## About this task
Copy every line of the data that includes the string "such".
━━━━━━
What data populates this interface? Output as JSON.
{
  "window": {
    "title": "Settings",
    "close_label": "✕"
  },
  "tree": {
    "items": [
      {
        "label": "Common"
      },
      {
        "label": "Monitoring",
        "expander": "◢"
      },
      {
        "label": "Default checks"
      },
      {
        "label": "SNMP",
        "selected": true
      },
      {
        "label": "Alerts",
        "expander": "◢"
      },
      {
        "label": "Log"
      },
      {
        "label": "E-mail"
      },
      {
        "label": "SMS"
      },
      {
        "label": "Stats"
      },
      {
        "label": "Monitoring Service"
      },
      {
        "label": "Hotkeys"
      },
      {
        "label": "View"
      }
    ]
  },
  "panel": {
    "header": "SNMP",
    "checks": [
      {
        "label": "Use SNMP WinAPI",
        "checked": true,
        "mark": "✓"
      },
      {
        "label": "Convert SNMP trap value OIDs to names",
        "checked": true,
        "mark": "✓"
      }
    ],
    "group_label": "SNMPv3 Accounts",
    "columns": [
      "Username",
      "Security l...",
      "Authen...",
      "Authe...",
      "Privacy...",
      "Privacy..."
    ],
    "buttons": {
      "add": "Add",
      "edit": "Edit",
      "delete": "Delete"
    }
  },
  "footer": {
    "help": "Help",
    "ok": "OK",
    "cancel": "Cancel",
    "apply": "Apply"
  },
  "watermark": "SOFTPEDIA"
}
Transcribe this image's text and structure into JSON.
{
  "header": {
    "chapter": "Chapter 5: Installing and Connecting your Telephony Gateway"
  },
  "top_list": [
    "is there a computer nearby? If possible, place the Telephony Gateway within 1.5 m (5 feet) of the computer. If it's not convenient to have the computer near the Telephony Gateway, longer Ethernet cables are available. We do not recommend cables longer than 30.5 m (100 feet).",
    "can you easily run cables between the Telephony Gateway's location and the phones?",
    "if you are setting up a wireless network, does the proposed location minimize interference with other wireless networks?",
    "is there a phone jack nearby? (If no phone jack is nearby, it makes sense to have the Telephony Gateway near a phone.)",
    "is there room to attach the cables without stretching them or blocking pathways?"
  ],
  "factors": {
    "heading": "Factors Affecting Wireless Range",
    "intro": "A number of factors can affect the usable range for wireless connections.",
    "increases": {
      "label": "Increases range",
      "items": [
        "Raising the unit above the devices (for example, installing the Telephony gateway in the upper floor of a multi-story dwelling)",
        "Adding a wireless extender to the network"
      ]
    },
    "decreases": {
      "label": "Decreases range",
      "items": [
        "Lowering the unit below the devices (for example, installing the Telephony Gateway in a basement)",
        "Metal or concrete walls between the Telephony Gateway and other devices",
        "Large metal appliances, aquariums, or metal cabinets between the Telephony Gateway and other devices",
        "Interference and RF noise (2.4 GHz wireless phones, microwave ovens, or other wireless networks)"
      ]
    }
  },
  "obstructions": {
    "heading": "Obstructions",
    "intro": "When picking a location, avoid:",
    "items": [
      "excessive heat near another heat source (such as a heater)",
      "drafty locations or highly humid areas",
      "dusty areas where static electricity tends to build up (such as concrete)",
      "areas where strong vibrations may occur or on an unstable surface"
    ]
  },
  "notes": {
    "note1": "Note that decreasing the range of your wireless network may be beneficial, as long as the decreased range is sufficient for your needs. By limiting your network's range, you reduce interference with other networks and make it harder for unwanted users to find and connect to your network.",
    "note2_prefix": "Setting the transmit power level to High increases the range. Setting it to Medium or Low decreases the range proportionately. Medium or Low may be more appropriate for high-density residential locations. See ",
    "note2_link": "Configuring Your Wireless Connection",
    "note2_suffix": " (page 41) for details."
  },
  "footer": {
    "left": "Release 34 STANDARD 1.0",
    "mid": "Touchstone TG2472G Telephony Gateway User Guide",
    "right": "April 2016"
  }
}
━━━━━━
## Reply
      "excessive heat near another heat source (such as a heater)",
      "dusty areas where static electricity tends to build up (such as concrete)",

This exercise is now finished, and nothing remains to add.